- FIN-WAIT-2: The remote end-point has sent an acknowledgement for the previously sent connection termination request. The local end-point waits for an active connection termination request from the remote end-point.
- LAST-ACK: The local end-point has performed a passive close and has initiated an active close by sending a connection termination request to the remote end-point.
- CLOSING: The local end-point is waiting for an acknowledgement for a connection termination request before going to the TIME-WAIT state.
- TIME-WAIT: The local end-point waits for twice the maximum segment lifetime (MSL) to pass before going to CLOSED to be sure that the remote end-point received the acknowledgement.
Most people working with high-level programming languages actually only really know the states CLOSED, LISTEN and ESTABLISHED. Using netstat the chances are that you will not see connections in the SYN_SENT, SYN_RECV, FIN_WAIT_1, LAST_ACK or CLOSING states. A TCP end-point usually stays in these states for only a very short period of time and if many connections get stuck for a longer time in these states, something really bad happened.
FIN_WAIT_2, TIME_WAIT and CLOSE_WAIT are more common. They are all related to the connection termination four-way handshake. Here is a short overview of the states involved:
The upper part shows the states on the end-point initiating the termination. The lower part the states on the other end-point.

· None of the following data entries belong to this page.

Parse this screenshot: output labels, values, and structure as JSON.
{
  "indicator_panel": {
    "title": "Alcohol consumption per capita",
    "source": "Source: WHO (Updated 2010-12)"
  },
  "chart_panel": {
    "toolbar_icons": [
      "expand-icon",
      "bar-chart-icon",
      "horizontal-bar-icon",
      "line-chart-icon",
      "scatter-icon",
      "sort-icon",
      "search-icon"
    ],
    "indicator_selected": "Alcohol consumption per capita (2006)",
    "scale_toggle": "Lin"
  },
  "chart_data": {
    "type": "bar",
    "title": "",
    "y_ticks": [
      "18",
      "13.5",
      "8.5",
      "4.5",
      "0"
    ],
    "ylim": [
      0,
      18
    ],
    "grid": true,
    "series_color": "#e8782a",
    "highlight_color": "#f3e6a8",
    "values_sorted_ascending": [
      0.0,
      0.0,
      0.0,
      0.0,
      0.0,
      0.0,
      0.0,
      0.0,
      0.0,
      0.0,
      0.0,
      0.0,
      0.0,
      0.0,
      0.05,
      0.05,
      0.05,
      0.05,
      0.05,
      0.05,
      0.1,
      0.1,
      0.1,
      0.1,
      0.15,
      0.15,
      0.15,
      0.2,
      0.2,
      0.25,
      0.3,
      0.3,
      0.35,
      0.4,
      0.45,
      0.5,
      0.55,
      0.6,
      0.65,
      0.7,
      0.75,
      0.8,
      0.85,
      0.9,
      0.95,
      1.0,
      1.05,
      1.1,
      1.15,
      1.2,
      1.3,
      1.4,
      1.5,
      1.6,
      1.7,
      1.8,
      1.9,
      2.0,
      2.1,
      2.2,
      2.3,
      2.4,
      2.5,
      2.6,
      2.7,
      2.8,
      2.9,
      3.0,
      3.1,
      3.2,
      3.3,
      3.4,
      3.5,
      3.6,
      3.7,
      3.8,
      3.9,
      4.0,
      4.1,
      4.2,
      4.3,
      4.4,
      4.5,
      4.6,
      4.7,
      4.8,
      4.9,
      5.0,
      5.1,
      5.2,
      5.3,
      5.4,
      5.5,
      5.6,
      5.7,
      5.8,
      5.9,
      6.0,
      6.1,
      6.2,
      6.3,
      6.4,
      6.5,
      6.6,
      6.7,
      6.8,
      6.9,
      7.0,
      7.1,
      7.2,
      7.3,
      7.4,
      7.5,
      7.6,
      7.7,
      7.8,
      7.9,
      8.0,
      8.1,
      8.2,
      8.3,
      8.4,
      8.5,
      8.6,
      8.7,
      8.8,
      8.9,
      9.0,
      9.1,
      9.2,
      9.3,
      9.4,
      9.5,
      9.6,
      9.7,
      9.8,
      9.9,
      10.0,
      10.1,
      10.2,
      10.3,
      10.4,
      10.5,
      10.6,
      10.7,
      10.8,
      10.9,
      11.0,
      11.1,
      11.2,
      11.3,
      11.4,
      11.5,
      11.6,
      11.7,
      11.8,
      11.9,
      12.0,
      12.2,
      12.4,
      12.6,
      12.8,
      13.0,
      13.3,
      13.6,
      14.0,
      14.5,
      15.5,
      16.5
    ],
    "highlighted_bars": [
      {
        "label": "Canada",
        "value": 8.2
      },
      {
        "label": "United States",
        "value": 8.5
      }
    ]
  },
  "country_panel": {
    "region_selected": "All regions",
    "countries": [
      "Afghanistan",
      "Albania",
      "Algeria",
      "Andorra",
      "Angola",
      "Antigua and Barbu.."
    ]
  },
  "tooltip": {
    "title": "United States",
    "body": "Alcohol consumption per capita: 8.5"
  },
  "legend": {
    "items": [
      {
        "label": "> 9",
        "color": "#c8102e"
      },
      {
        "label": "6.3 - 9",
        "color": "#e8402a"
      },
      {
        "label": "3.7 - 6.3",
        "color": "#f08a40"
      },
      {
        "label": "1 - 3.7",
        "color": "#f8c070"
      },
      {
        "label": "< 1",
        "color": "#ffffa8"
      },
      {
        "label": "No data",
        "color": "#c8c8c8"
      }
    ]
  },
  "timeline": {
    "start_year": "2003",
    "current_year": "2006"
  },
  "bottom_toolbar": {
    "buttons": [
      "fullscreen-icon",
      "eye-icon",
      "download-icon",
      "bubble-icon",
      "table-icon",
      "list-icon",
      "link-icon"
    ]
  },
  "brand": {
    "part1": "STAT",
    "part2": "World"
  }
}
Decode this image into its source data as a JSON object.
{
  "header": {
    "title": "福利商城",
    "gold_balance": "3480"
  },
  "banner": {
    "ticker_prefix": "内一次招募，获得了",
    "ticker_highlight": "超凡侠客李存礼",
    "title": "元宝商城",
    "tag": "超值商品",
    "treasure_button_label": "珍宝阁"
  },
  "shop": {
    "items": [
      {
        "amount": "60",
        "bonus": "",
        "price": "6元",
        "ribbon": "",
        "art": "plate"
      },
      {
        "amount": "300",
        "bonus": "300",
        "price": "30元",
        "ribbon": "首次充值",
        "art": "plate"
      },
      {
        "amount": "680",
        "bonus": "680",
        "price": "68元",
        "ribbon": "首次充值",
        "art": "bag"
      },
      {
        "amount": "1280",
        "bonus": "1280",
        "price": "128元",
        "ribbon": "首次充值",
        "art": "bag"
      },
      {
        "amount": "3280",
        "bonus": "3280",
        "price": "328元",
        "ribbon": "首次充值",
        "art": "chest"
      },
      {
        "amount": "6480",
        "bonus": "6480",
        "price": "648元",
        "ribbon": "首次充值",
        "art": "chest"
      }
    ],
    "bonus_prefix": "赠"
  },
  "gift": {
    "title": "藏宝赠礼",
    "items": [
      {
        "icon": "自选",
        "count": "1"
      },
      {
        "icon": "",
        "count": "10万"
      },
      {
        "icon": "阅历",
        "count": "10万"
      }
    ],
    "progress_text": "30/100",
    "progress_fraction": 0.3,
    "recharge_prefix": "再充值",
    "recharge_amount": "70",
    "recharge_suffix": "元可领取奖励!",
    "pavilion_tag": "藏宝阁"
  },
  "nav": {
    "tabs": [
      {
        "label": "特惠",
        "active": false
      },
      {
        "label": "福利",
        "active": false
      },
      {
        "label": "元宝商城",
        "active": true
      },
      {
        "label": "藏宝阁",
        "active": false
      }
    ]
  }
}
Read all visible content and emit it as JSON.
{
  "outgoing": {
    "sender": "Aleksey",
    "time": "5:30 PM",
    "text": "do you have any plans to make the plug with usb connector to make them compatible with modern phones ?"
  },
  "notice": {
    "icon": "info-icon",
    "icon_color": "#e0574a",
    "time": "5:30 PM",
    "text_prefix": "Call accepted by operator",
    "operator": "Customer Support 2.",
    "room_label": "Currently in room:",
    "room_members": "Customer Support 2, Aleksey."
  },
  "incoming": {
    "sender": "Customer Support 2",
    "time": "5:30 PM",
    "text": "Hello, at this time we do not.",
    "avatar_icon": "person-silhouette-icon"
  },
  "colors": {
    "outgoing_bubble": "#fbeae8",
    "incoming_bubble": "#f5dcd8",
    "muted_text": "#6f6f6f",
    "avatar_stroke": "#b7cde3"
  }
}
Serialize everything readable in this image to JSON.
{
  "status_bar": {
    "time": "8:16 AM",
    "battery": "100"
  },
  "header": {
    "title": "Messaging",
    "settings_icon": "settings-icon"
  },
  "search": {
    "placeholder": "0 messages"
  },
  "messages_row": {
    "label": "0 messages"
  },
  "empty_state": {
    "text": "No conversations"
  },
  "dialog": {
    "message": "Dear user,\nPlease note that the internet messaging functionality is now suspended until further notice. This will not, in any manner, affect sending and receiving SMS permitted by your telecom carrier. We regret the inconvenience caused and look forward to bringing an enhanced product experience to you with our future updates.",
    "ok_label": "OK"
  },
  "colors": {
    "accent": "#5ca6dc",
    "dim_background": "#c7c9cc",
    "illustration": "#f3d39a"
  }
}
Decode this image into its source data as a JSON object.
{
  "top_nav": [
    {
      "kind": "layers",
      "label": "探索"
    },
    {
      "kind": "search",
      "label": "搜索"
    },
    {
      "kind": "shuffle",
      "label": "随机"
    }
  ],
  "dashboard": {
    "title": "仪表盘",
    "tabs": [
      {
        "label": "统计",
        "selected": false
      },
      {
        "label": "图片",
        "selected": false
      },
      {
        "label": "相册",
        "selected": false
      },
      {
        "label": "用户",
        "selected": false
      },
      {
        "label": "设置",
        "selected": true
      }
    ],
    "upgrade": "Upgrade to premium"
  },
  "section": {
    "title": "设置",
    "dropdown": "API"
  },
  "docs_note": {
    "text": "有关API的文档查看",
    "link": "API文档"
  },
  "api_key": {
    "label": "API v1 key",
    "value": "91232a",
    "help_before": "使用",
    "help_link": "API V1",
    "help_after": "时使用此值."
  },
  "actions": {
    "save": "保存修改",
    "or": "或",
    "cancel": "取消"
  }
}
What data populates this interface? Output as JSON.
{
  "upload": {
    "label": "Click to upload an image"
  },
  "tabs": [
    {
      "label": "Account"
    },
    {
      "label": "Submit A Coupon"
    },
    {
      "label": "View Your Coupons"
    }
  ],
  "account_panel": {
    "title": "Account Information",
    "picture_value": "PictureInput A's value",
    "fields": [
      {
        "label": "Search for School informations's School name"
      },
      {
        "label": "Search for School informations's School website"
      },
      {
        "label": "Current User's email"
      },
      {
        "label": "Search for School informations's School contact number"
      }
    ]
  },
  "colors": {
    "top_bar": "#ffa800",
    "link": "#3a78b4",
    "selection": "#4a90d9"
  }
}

So the initiating end-point (i.e. the client) sends a termination request to the server and waits for an acknowledgement in state FIN-WAIT-1. The server sends an acknowledgement and goes in state CLOSE_WAIT. The client goes into FIN-WAIT-2 when the acknowledgement is received and waits for an active close. When the server actively sends its own termination request, it goes into LAST-ACK and waits for an acknowledgement from the client. When the client receives the termination request from the server, it sends an acknowledgement and goes into TIME_WAIT and after some time into CLOSED. The server goes into CLOSED state once it receives the acknowledgement from the client.
If many sockets which were connected to a specific remote application end up stuck in this state, it usually indicates that the remote application either always dies unexpectedly when in the CLOSE_WAIT state or just fails to perform an active close after the passive close.
The timeout for sockets in the FIN-WAIT-2 state is defined with the parameter tcp_fin_timeout. You should set it to value high enough so that if the remote end-point is going to perform an active close, it will have time to do it. On the other hand sockets in this state do use some memory (even though not much) and this could lead to a memory overflow if too many sockets are stuck in this state for too long.
The TIME-WAIT state means that from the local end-point point of view, the connection is closed but we’re still waiting before accepting a new connection in order to prevent delayed duplicate packets from the previous connection from being accepted by the new connection.
In this state, TCP blocks any second connection between these address/port pairs until the TIME_WAIT state is exited after waiting for twice the maximum segment lifetime (MSL).
In most cases, seeing many TIME_WAIT connection doesn’t show any issue. You only have to start worrying when the number of TIME_WAIT connections cause performance problems or a memory overflow.
If you see that connections related to a given process tend to always end up in the CLOSE_WAIT state, it means that this process does not perform an active close after the passive close. When you write a program communicating over TCP, you should detect when the connection was closed by the remote host and close the socket appropriately. If you fail to do this the socket will stay in the CLOSE_WAIT until the process itself disappears.
So basically, CLOSE_WAIT means the operating system knows that the remote application has closed the connection and waits for the local application to also do so. So you shouldn’t try and tune the TCP parameters to solve this but check the application owning the connection on the local host. Since there is no CLOSE_WAIT timeout, a connection can stay in this state forever (or at least until the program does eventually close the connection or the process exists or is killed).
If you cannot fix the application or have it fixed, the solution is to kill the process holding the connection open. Of course, there is still a risk of losing data since the local end-point may still send data it has in a buffer. Also, if many applications run in the same process (as it is the case for Java Enterprise applications), killing the owning process is not always an option.
I haven’t ever tried to force closing of a CLOSE_WAIT connection using tcpkill, killcx or cutter but if you can’t kill or restart the process holding the connection, it might be an option.